Federal agencies building or rebuilding in flood-prone areas must use higher standards, according to an executive order from President Barack Obama Friday.
Those agencies have three alternatives when constructing new buildings or rebuilding others: use the best-available climate science; build two feet above the 100-year flood elevation for standard projects and three feet higher for critical buildings, such as hospitals and evacuation centers; or build to the 500-year flood elevation.
The effort is meant to make communities more resilient to climate change and ensure taxpayer dollars are more wisely spent.
“This should be one of the least controversial executive orders the president has ever released,” said Rachel Cleetus, lead climate scientist at the Union of Concerned Scientists in a statement.
“It’s bad policy to rebuild in ways that perpetuate our risk of flooding and to sink taxpayer dollars into risky rebuilding efforts,” she said. “Federal funds should instead be spent on making coastal communities more resilient to sea level rise and coastal flooding.”
She called the president’s action common sense.
“Many communities across the country already recognized this and have issued building design guidelines that call for two feet of freeboard above the 100-year base flood elevation,” Cleetus said.
The standard hasn’t been changed in 37 years, while flood losses have risen and will probably get worse because of rising sea levels, storm surges along the coasts and more development in coastal areas, she added.
“Flooding during high tides — something that rarely occurred in the past — is now common in some places on the East and Gulf coasts of the U.S.,” she said. “Tidal flooding is expected to grow to the point that sections of coastal cities will flood so often they’ll become unusable in the near future, according to a study the Union of Concerned Scientists released in October.

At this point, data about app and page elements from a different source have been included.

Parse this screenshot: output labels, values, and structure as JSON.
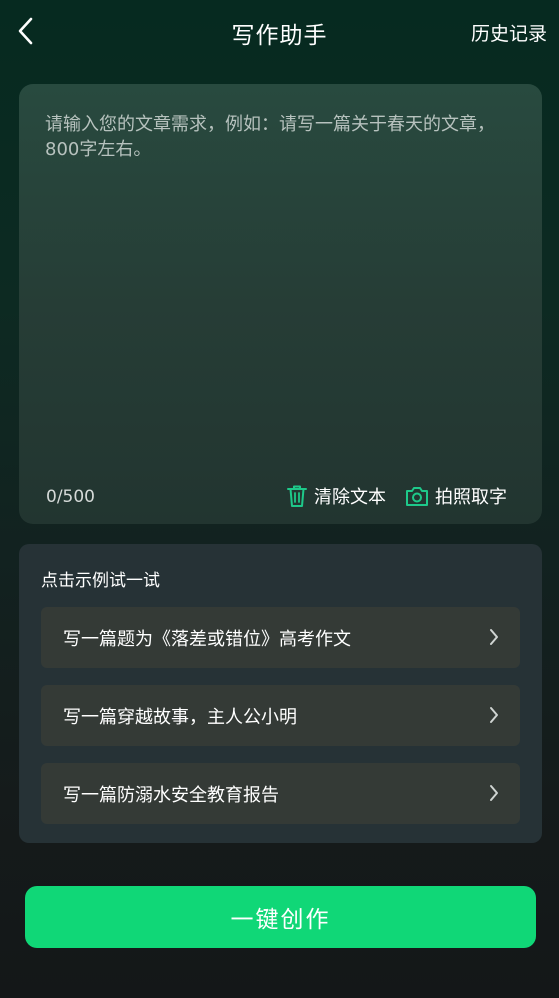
{
  "header": {
    "title": "写作助手",
    "history_label": "历史记录"
  },
  "input": {
    "placeholder": "请输入您的文章需求，例如：请写一篇关于春天的文章，800字左右。",
    "value": "",
    "char_count": "0/500"
  },
  "tools": {
    "clear_label": "清除文本",
    "photo_label": "拍照取字"
  },
  "examples": {
    "title": "点击示例试一试",
    "items": [
      {
        "label": "写一篇题为《落差或错位》高考作文"
      },
      {
        "label": "写一篇穿越故事，主人公小明"
      },
      {
        "label": "写一篇防溺水安全教育报告"
      }
    ]
  },
  "create_button": {
    "label": "一键创作"
  },
  "icons": {
    "back": "chevron-left-icon",
    "clear": "trash-icon",
    "photo": "camera-icon",
    "example_arrow": "chevron-right-icon"
  },
  "colors": {
    "accent": "#10d777",
    "icon_accent": "#1ec98a"
  }
}
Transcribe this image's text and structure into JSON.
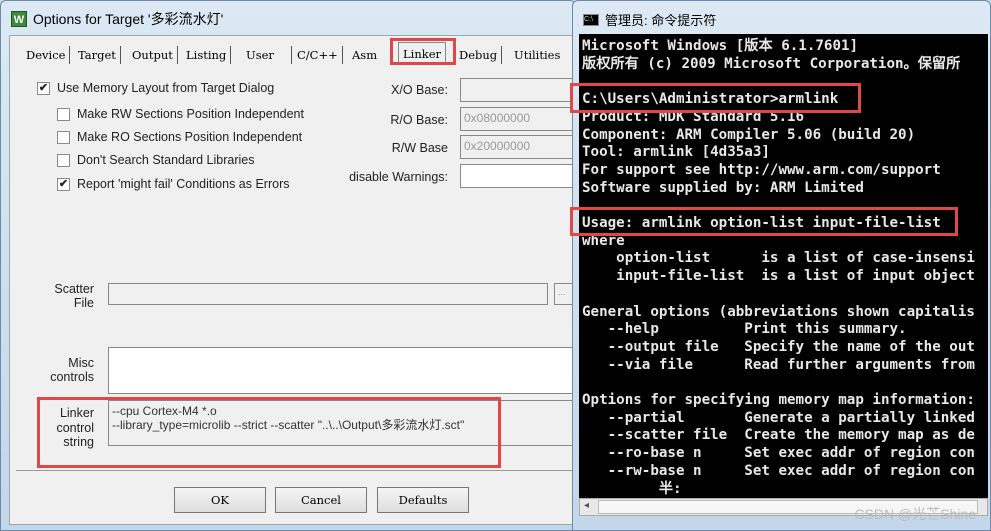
{
  "dialog": {
    "title": "Options for Target '多彩流水灯'",
    "app_icon": "W",
    "tabs": [
      "Device",
      "Target",
      "Output",
      "Listing",
      "User",
      "C/C++",
      "Asm",
      "Linker",
      "Debug",
      "Utilities"
    ],
    "active_tab": "Linker",
    "checkboxes": [
      {
        "label": "Use Memory Layout from Target Dialog",
        "checked": true
      },
      {
        "label": "Make RW Sections Position Independent",
        "checked": false
      },
      {
        "label": "Make RO Sections Position Independent",
        "checked": false
      },
      {
        "label": "Don't Search Standard Libraries",
        "checked": false
      },
      {
        "label": "Report 'might fail' Conditions as Errors",
        "checked": true
      }
    ],
    "xo_base_label": "X/O Base:",
    "xo_base_value": "",
    "ro_base_label": "R/O Base:",
    "ro_base_value": "0x08000000",
    "rw_base_label": "R/W Base",
    "rw_base_value": "0x20000000",
    "disable_warnings_label": "disable Warnings:",
    "disable_warnings_value": "",
    "scatter_label_1": "Scatter",
    "scatter_label_2": "File",
    "scatter_value": "",
    "browse_label": "...",
    "misc_label_1": "Misc",
    "misc_label_2": "controls",
    "misc_value": "",
    "linker_label_1": "Linker",
    "linker_label_2": "control",
    "linker_label_3": "string",
    "linker_string_1": "--cpu Cortex-M4 *.o",
    "linker_string_2": "--library_type=microlib --strict --scatter \"..\\..\\Output\\多彩流水灯.sct\"",
    "ok": "OK",
    "cancel": "Cancel",
    "defaults": "Defaults"
  },
  "cmd": {
    "title": "管理员: 命令提示符",
    "lines": [
      "Microsoft Windows [版本 6.1.7601]",
      "版权所有 (c) 2009 Microsoft Corporation。保留所",
      "",
      "C:\\Users\\Administrator>armlink",
      "Product: MDK Standard 5.16",
      "Component: ARM Compiler 5.06 (build 20)",
      "Tool: armlink [4d35a3]",
      "For support see http://www.arm.com/support",
      "Software supplied by: ARM Limited",
      "",
      "Usage: armlink option-list input-file-list",
      "where",
      "    option-list      is a list of case-insensi",
      "    input-file-list  is a list of input object",
      "",
      "General options (abbreviations shown capitalis",
      "   --help          Print this summary.",
      "   --output file   Specify the name of the out",
      "   --via file      Read further arguments from",
      "",
      "Options for specifying memory map information:",
      "   --partial       Generate a partially linked",
      "   --scatter file  Create the memory map as de",
      "   --ro-base n     Set exec addr of region con",
      "   --rw-base n     Set exec addr of region con",
      "         半:"
    ],
    "watermark": "CSDN @光芒Shine"
  },
  "colors": {
    "highlight": "#e04848",
    "console_bg": "#000000"
  }
}
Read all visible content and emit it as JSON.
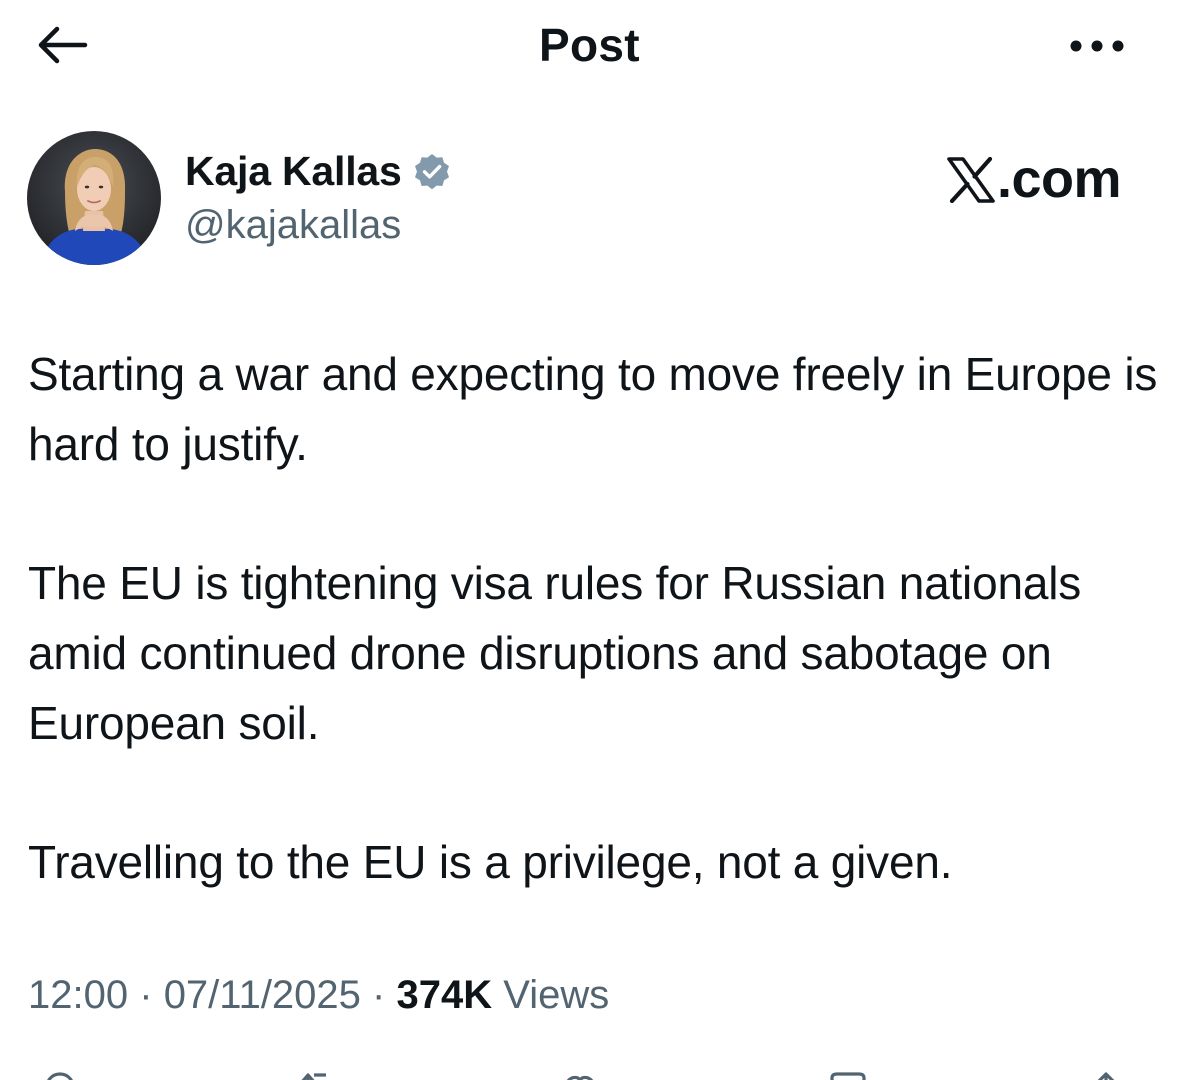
{
  "header": {
    "title": "Post",
    "back_icon": "arrow-left-icon",
    "more_icon": "more-horizontal-icon"
  },
  "author": {
    "name": "Kaja Kallas",
    "handle": "@kajakallas",
    "verified": true,
    "verified_color": "#829aab"
  },
  "watermark": {
    "text": ".com",
    "logo": "x-logo-icon"
  },
  "post": {
    "paragraphs": [
      "Starting a war and expecting to move freely in Europe is hard to justify.",
      "The EU is tightening visa rules for Russian nationals amid continued drone disruptions and sabotage on European soil.",
      "Travelling to the EU is a privilege, not a given."
    ]
  },
  "meta": {
    "time": "12:00",
    "separator": "·",
    "date": "07/11/2025",
    "views_count": "374K",
    "views_label": "Views"
  },
  "actions": [
    {
      "icon": "reply-icon"
    },
    {
      "icon": "repost-icon"
    },
    {
      "icon": "like-icon"
    },
    {
      "icon": "bookmark-icon"
    },
    {
      "icon": "share-icon"
    }
  ],
  "colors": {
    "text": "#0f1419",
    "secondary": "#536471",
    "background": "#ffffff"
  }
}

Most of the 52 coastal towns we looked at could see a tripling in annual tidal floods in 15 years and a tenfold increase in 30 years.”
Charleston was included in the study, which should expect between 50 and 100 tidal floods a year by 2030 and more than 180 similar events per year by 2045.
Reach Warren L. Wise at 937-5524 or twitter.com/warrenlancewise.